Broderick also had complimentary words about his wife during a rare 2015 appearance on Watch What Happens Live With Andy Cohen. Broderick praised Parker as being "very unbi**hy" when a caller asked what the "bi**iest thing" about Parer was, noting, "She’s pretty level-headed and very kind."
Although he later joked that "everything" he did around the house annoyed his wife, he noted, "Anytime I talk about my wife, I want to make it, like, you know, the battle-ax, and I always do that bit, but it’s not true. She’s a very positive person."
But through the years, Parker has especially has been candid about the work it takes to keep a marriage intact.
"There is an enormous amount of discussion and dissection and introspection about it," she acknowledged to The Telegraph in 2016. "We have common interests and we still really enjoy each other's company. We are suited to each other ... At least for the time being."
"I know it sounds dreary and not sexy, but I think the most important part of it is companionship," she continued. "For me, it’s about asking myself: who do I want to sit with, in Ireland? Who do I want to see those ruins with? Who is still the most challenging to me? Who do I like best?"

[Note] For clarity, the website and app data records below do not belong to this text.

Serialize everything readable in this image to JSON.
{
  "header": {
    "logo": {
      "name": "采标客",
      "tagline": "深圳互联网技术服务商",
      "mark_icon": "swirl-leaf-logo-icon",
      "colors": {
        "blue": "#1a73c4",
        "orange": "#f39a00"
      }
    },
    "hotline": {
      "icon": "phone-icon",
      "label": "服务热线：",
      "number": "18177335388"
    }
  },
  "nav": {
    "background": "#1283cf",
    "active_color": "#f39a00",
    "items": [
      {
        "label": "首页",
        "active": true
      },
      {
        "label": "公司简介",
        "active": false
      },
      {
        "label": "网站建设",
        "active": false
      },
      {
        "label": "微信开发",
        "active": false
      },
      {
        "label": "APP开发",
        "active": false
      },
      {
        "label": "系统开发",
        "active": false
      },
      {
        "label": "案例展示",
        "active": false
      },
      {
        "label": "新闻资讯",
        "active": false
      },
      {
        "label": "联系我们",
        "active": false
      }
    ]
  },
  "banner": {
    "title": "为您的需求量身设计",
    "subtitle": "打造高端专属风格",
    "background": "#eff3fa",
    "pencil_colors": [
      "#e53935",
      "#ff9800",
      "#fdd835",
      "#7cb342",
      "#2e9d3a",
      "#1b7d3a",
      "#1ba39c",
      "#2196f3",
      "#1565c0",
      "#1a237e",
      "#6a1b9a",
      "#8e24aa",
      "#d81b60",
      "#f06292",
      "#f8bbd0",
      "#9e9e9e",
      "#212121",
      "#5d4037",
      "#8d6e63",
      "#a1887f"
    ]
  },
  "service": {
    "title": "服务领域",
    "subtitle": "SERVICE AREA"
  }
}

As for coming up with the concept of her HBO show, Divorce, and her character, Frances, having an affair, Parker commented, "It’s very normal to be interested in other people. But it doesn’t mean you have to follow through."
“Listen to her. You know, that helps," he said, adding that "communicating" and not going to bed angry are vital to a healthy relationship. "Give her a little present every now and then. Just be kind to her."
"I know this sounds nuts, but we have lives that allow us to be away and come back together," she said during her chat on Girlboss Radio hosted by Sophia Amoruso. "His work life takes him here, and mine takes me there. In some ways, I think that that's been enormously beneficial because we have so much to share in a way... anytime that any relationship is hard, it's the point in which you're deciding, is this worth the investment getting through whatever that thing is?"
"Relationships are hard," she continued. "I always felt that I wanted to invest more. I love him, and I think he's brilliant. I'm sure I annoy him. He annoys me sometimes. I'm enormously proud of the person he is. I think the longer you can last, the more invested you just are."
"He didn't tell me that part," Parker said with a laugh of him playing Laurie Metcalf's love interest on the comedy. "He told me he got to work with Laurie Metcalf. He loves Laurie Metcalf. We all love Laurie Metcalf. We've loved her for years, not that she's a hundred years old, but her entire career is something to admire. But we don't talk about work much."
Further explaining the situation, she shared, "How he told me is, 'I have to go to Los Angeles.' And in fact, the trip was so fast that my son, when he was back and when we were in the kitchen, my son was like, 'What are you talking about?' And my husband was like, 'I was in L.A. yesterday.' And my son was like, 'You were?' But my son is so busy," Parker recalled. "He was like, 'I told the girls.' But James wasn't home when he said yes and got on a plane."
Clearly, Parker and Broderick's focus remains on their kids. The Sex and the City star described their "musical" household to ET.
"You know, I sang as a younger person on Broadway, and my husband did, and does as well," she explained. "And there is music, a huge amount, in our house. It's changing, the music that we're listening to, because our children aren't dictating that much more. And their tastes are different than ours. But it's democratic in our house."
"Music is a huge part of our house," she continued. "And the children are playing musical instruments. We hear it a lot. And it's nice background noise. It's nice to have that."